**Instructions to follow:** In the records that follow, show each line where the word "Integrasi" is present.

**Information:**
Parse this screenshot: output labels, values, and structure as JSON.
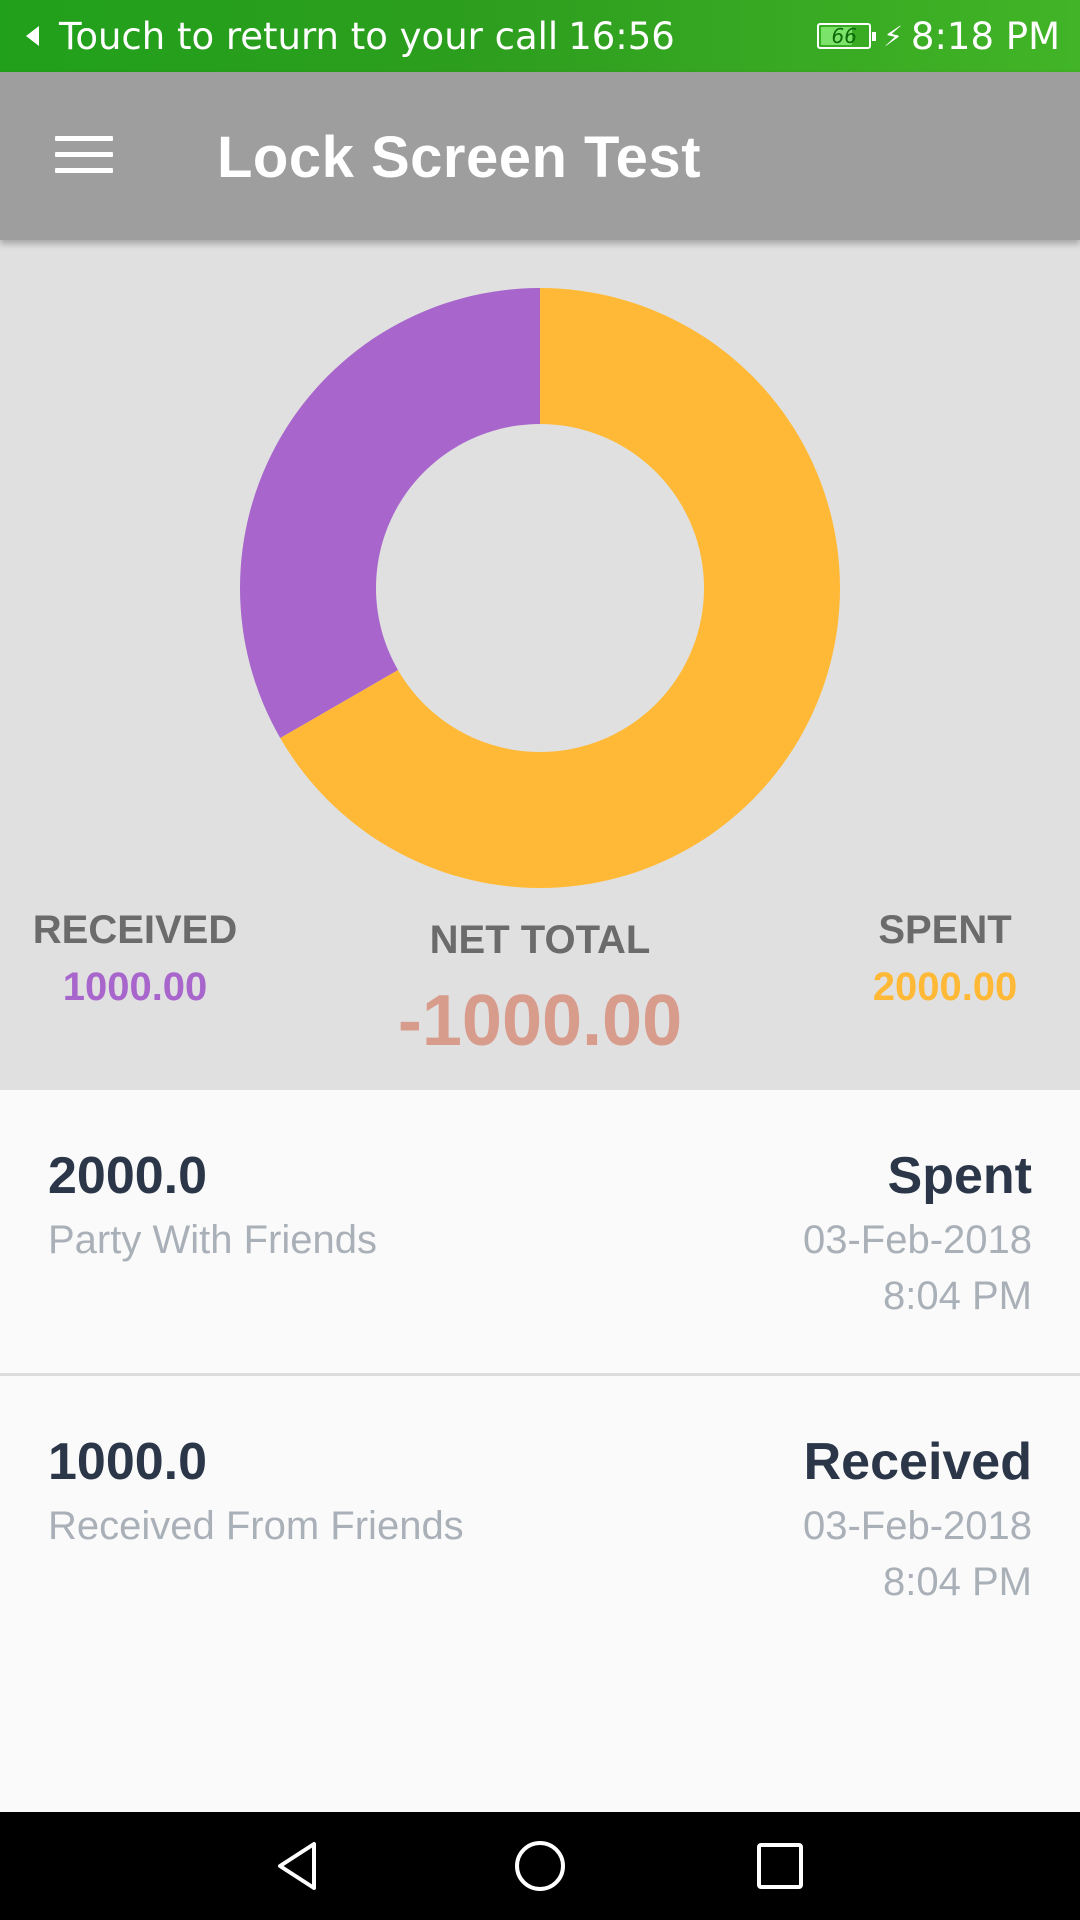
{
  "status_bar": {
    "call_text": "Touch to return to your call",
    "call_timer": "16:56",
    "battery_level": "66",
    "time": "8:18 PM"
  },
  "app_bar": {
    "title": "Lock Screen Test",
    "menu_icon": "hamburger-menu-icon"
  },
  "summary": {
    "received_label": "RECEIVED",
    "received_value": "1000.00",
    "net_total_label": "NET TOTAL",
    "net_total_value": "-1000.00",
    "spent_label": "SPENT",
    "spent_value": "2000.00",
    "colors": {
      "received": "#a866cc",
      "spent": "#ffb936",
      "net_total": "#d89c8d",
      "panel_background": "#e0e0e0"
    }
  },
  "chart_data": {
    "type": "pie",
    "title": "",
    "style": "donut",
    "slices": [
      {
        "label": "Spent",
        "value": 2000,
        "color": "#ffb936"
      },
      {
        "label": "Received",
        "value": 1000,
        "color": "#a866cc"
      }
    ]
  },
  "transactions": [
    {
      "amount": "2000.0",
      "description": "Party With Friends",
      "type": "Spent",
      "date": "03-Feb-2018",
      "time": "8:04 PM"
    },
    {
      "amount": "1000.0",
      "description": "Received From Friends",
      "type": "Received",
      "date": "03-Feb-2018",
      "time": "8:04 PM"
    }
  ],
  "nav_bar": {
    "back_icon": "back-triangle-icon",
    "home_icon": "home-circle-icon",
    "recent_icon": "recent-apps-square-icon"
  }
}
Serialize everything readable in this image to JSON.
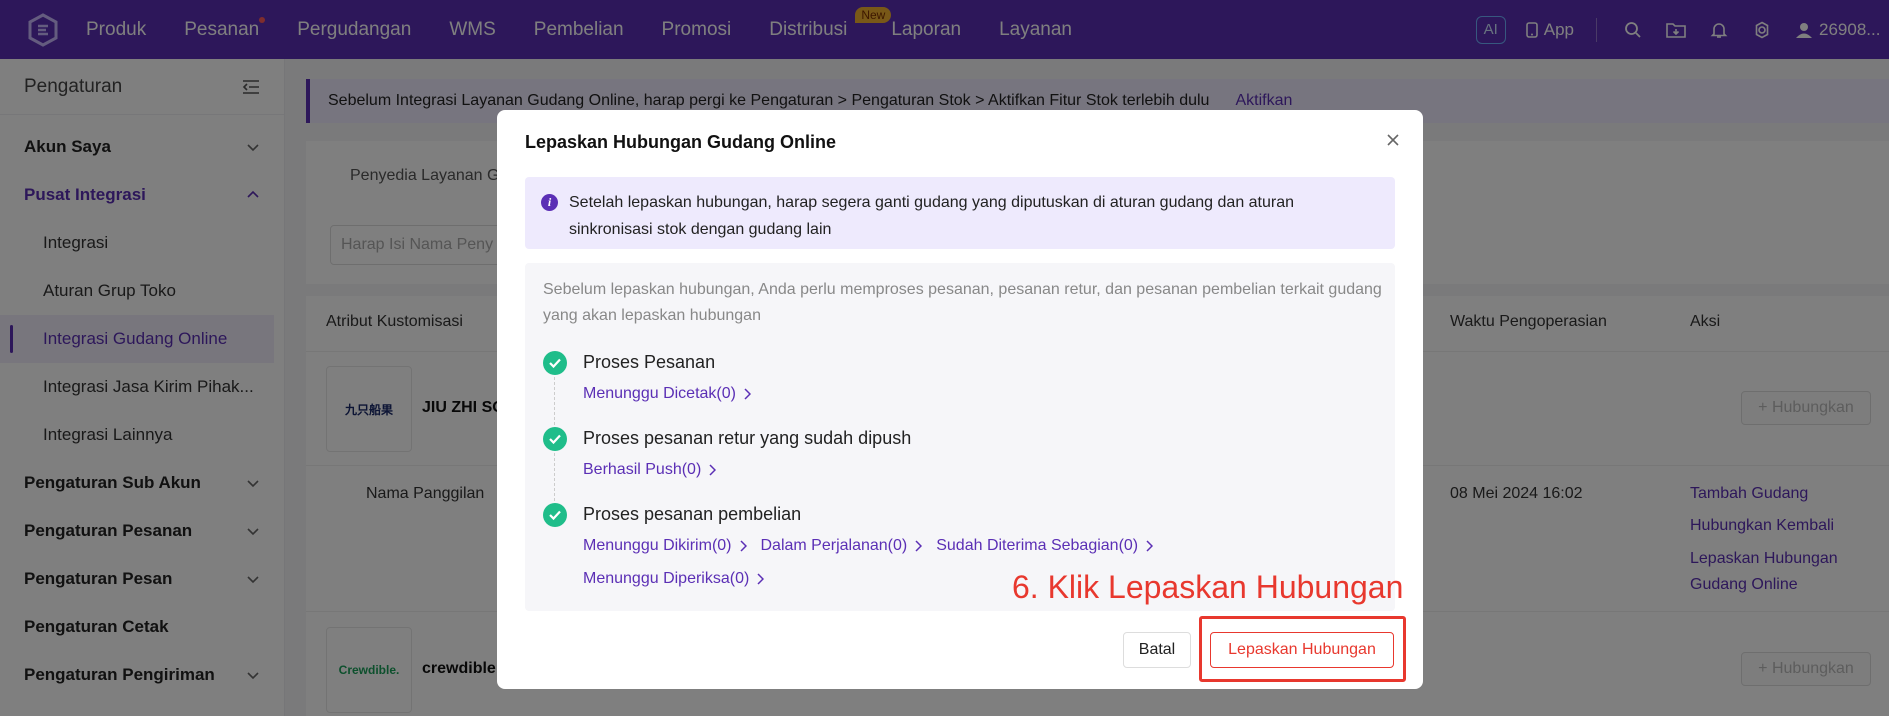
{
  "topbar": {
    "nav": [
      "Produk",
      "Pesanan",
      "Pergudangan",
      "WMS",
      "Pembelian",
      "Promosi",
      "Distribusi",
      "Laporan",
      "Layanan"
    ],
    "distribusi_badge": "New",
    "ai_label": "AI",
    "app_label": "App",
    "user_label": "26908..."
  },
  "sidebar": {
    "title": "Pengaturan",
    "akun_saya": "Akun Saya",
    "pusat_integrasi": "Pusat Integrasi",
    "sub": [
      "Integrasi",
      "Aturan Grup Toko",
      "Integrasi Gudang Online",
      "Integrasi Jasa Kirim Pihak...",
      "Integrasi Lainnya"
    ],
    "groups": [
      "Pengaturan Sub Akun",
      "Pengaturan Pesanan",
      "Pengaturan Pesan",
      "Pengaturan Cetak",
      "Pengaturan Pengiriman"
    ]
  },
  "content": {
    "alert_text": "Sebelum Integrasi Layanan Gudang Online, harap pergi ke Pengaturan > Pengaturan Stok > Aktifkan Fitur Stok terlebih dulu",
    "alert_link": "Aktifkan",
    "tab": "Penyedia Layanan G",
    "search_placeholder": "Harap Isi Nama Peny",
    "col_attr": "Atribut Kustomisasi",
    "col_time": "Waktu Pengoperasian",
    "col_action": "Aksi",
    "row1_logo": "九只船果",
    "row1_name": "JIU ZHI SO",
    "connect_label": "+ Hubungkan",
    "nickname_label": "Nama Panggilan",
    "row_time": "08 Mei 2024 16:02",
    "action_add": "Tambah Gudang",
    "action_reconnect": "Hubungkan Kembali",
    "action_release": "Lepaskan Hubungan Gudang Online",
    "row2_logo": "Crewdible.",
    "row2_name": "crewdible"
  },
  "modal": {
    "title": "Lepaskan Hubungan Gudang Online",
    "info": "Setelah lepaskan hubungan, harap segera ganti gudang yang diputuskan di aturan gudang dan aturan sinkronisasi stok dengan gudang lain",
    "intro": "Sebelum lepaskan hubungan, Anda perlu memproses pesanan, pesanan retur, dan pesanan pembelian terkait gudang yang akan lepaskan hubungan",
    "steps": [
      {
        "title": "Proses Pesanan",
        "links": [
          "Menunggu Dicetak(0)"
        ]
      },
      {
        "title": "Proses pesanan retur yang sudah dipush",
        "links": [
          "Berhasil Push(0)"
        ]
      },
      {
        "title": "Proses pesanan pembelian",
        "links": [
          "Menunggu Dikirim(0)",
          "Dalam Perjalanan(0)",
          "Sudah Diterima Sebagian(0)",
          "Menunggu Diperiksa(0)"
        ]
      }
    ],
    "cancel": "Batal",
    "confirm": "Lepaskan Hubungan"
  },
  "annotation": "6. Klik Lepaskan Hubungan",
  "colors": {
    "brand": "#5b2fb5",
    "danger": "#e8382e",
    "success": "#1fbd8a"
  }
}
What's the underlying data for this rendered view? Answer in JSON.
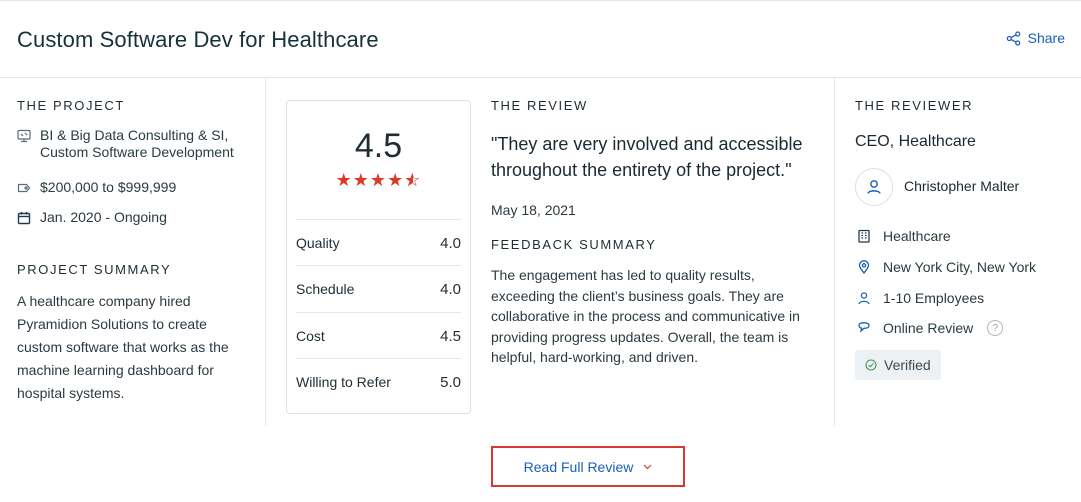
{
  "header": {
    "title": "Custom Software Dev for Healthcare",
    "share_label": "Share"
  },
  "project": {
    "section_label": "THE PROJECT",
    "services": "BI & Big Data Consulting & SI, Custom Software Development",
    "budget": "$200,000 to $999,999",
    "timeline": "Jan. 2020 - Ongoing",
    "summary_label": "PROJECT SUMMARY",
    "summary_text": "A healthcare company hired Pyramidion Solutions to create custom software that works as the machine learning dashboard for hospital systems.",
    "icons": [
      "monitor-icon",
      "tag-icon",
      "calendar-icon"
    ]
  },
  "rating": {
    "overall": "4.5",
    "stars": 4.5,
    "star_color": "#d93a2b",
    "rows": [
      {
        "label": "Quality",
        "value": "4.0"
      },
      {
        "label": "Schedule",
        "value": "4.0"
      },
      {
        "label": "Cost",
        "value": "4.5"
      },
      {
        "label": "Willing to Refer",
        "value": "5.0"
      }
    ]
  },
  "review": {
    "section_label": "THE REVIEW",
    "quote": "\"They are very involved and accessible throughout the entirety of the project.\"",
    "date": "May 18, 2021",
    "feedback_label": "FEEDBACK SUMMARY",
    "feedback_text": "The engagement has led to quality results, exceeding the client’s business goals. They are collaborative in the process and communicative in providing progress updates. Overall, the team is helpful, hard-working, and driven."
  },
  "reviewer": {
    "section_label": "THE REVIEWER",
    "role": "CEO, Healthcare",
    "name": "Christopher Malter",
    "industry": "Healthcare",
    "location": "New York City, New York",
    "employees": "1-10 Employees",
    "review_type": "Online Review",
    "help_glyph": "?",
    "verified_label": "Verified",
    "icons": [
      "building-icon",
      "location-pin-icon",
      "user-icon",
      "chat-bubble-icon",
      "check-circle-icon"
    ]
  },
  "actions": {
    "read_full_review": "Read Full Review"
  },
  "colors": {
    "accent_link": "#1a5fb4",
    "button_border": "#d43c32",
    "divider": "#e3e8ee"
  }
}
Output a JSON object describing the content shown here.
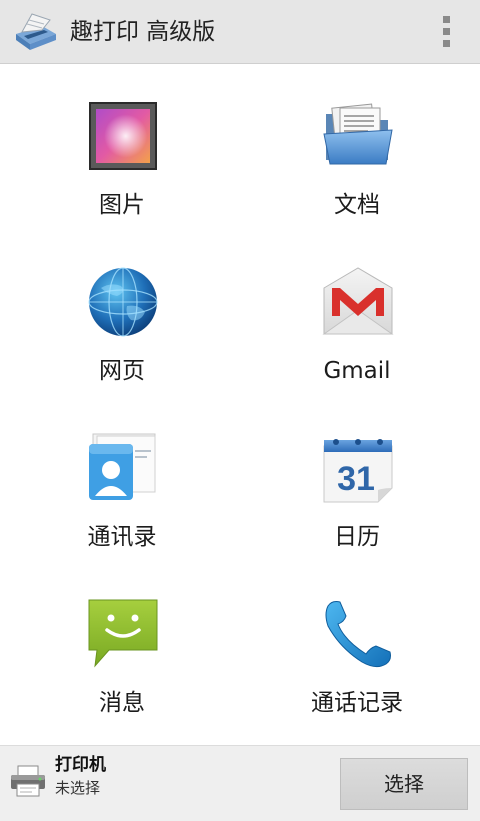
{
  "header": {
    "title": "趣打印 高级版",
    "logo_icon": "printer-logo-icon",
    "menu_icon": "overflow-menu-icon"
  },
  "grid": {
    "items": [
      {
        "label": "图片",
        "icon": "gallery-icon"
      },
      {
        "label": "文档",
        "icon": "folder-documents-icon"
      },
      {
        "label": "网页",
        "icon": "globe-icon"
      },
      {
        "label": "Gmail",
        "icon": "gmail-icon"
      },
      {
        "label": "通讯录",
        "icon": "contacts-icon"
      },
      {
        "label": "日历",
        "icon": "calendar-icon",
        "day": "31"
      },
      {
        "label": "消息",
        "icon": "message-icon"
      },
      {
        "label": "通话记录",
        "icon": "phone-icon"
      }
    ]
  },
  "footer": {
    "printer_title": "打印机",
    "printer_status": "未选择",
    "select_label": "选择",
    "printer_icon": "printer-icon"
  },
  "colors": {
    "action_bar_bg": "#e6e6e6",
    "bottom_bar_bg": "#efefef",
    "gmail_red": "#d9302c",
    "message_green": "#8fbf2c",
    "phone_blue": "#1c8fd6"
  }
}
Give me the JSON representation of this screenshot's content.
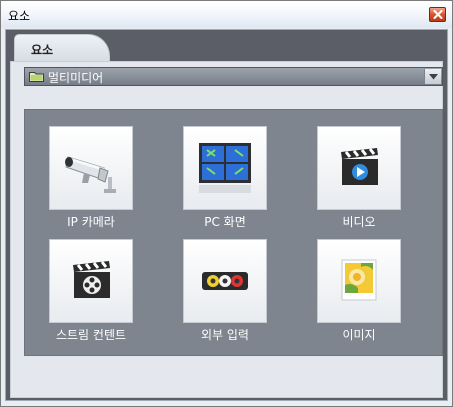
{
  "window": {
    "title": "요소"
  },
  "tab": {
    "label": "요소"
  },
  "dropdown": {
    "value": "멀티미디어",
    "icon": "folder-icon"
  },
  "items": [
    {
      "label": "IP 카메라",
      "icon": "ip-camera-icon"
    },
    {
      "label": "PC 화면",
      "icon": "pc-screen-icon"
    },
    {
      "label": "비디오",
      "icon": "video-icon"
    },
    {
      "label": "스트림 컨텐트",
      "icon": "stream-content-icon"
    },
    {
      "label": "외부 입력",
      "icon": "external-input-icon"
    },
    {
      "label": "이미지",
      "icon": "image-icon"
    }
  ],
  "colors": {
    "panel_bg": "#7f858e",
    "close_button": "#d6552e",
    "accent_blue": "#2d6fd6"
  }
}
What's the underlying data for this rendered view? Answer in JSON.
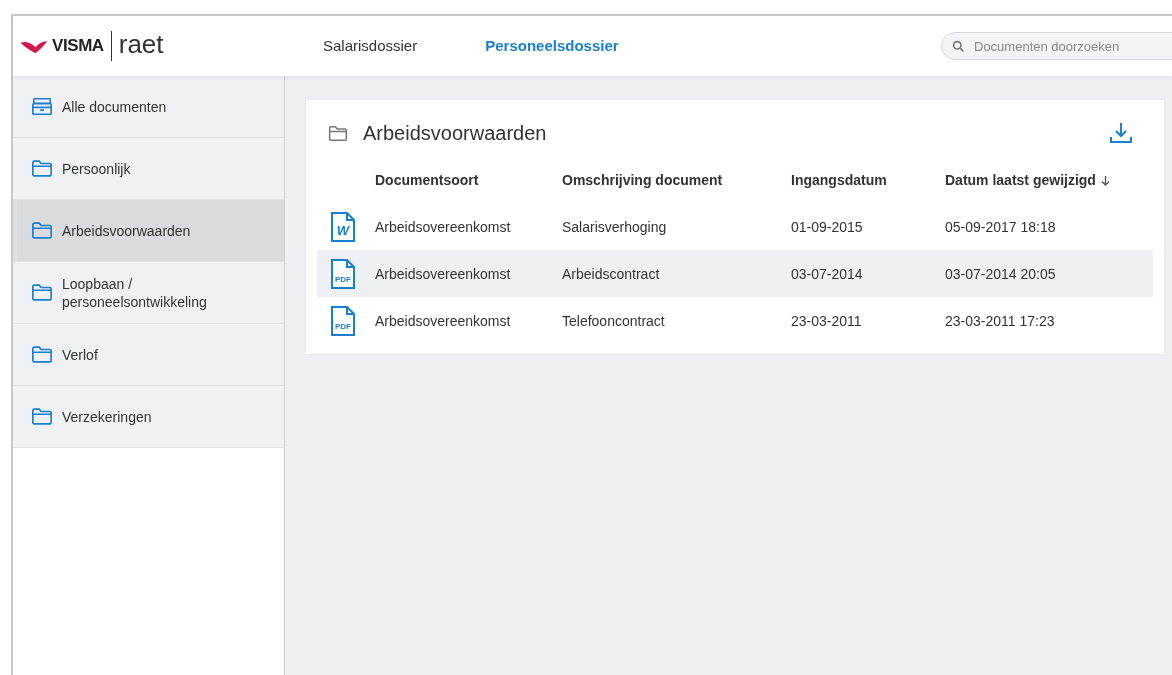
{
  "logo": {
    "brand": "VISMA",
    "product": "raet"
  },
  "nav_tabs": [
    {
      "label": "Salarisdossier",
      "selected": false
    },
    {
      "label": "Personeelsdossier",
      "selected": true
    }
  ],
  "search": {
    "placeholder": "Documenten doorzoeken"
  },
  "sidebar": {
    "items": [
      {
        "label": "Alle documenten",
        "kind": "archive",
        "selected": false
      },
      {
        "label": "Persoonlijk",
        "kind": "folder",
        "selected": false
      },
      {
        "label": "Arbeidsvoorwaarden",
        "kind": "folder",
        "selected": true
      },
      {
        "label": "Loopbaan / personeelsontwikkeling",
        "kind": "folder",
        "selected": false
      },
      {
        "label": "Verlof",
        "kind": "folder",
        "selected": false
      },
      {
        "label": "Verzekeringen",
        "kind": "folder",
        "selected": false
      }
    ]
  },
  "panel": {
    "title": "Arbeidsvoorwaarden",
    "table": {
      "columns": [
        {
          "label": "Documentsoort",
          "sorted": false
        },
        {
          "label": "Omschrijving document",
          "sorted": false
        },
        {
          "label": "Ingangsdatum",
          "sorted": false
        },
        {
          "label": "Datum laatst gewijzigd",
          "sorted": true
        }
      ],
      "rows": [
        {
          "kind": "word",
          "file_label": "W",
          "selected": false,
          "cells": [
            "Arbeidsovereenkomst",
            "Salarisverhoging",
            "01-09-2015",
            "05-09-2017 18:18"
          ]
        },
        {
          "kind": "pdf",
          "file_label": "PDF",
          "selected": true,
          "cells": [
            "Arbeidsovereenkomst",
            "Arbeidscontract",
            "03-07-2014",
            "03-07-2014 20:05"
          ]
        },
        {
          "kind": "pdf",
          "file_label": "PDF",
          "selected": false,
          "cells": [
            "Arbeidsovereenkomst",
            "Telefooncontract",
            "23-03-2011",
            "23-03-2011 17:23"
          ]
        }
      ]
    }
  }
}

**Reply:**
    "pusat_integrasi": "Pusat Integrasi",
      "Integrasi",
      "Integrasi Gudang Online",
      "Integrasi Jasa Kirim Pihak...",
      "Integrasi Lainnya"
    "alert_text": "Sebelum Integrasi Layanan Gudang Online, harap pergi ke Pengaturan > Pengaturan Stok > Aktifkan Fitur Stok terlebih dulu",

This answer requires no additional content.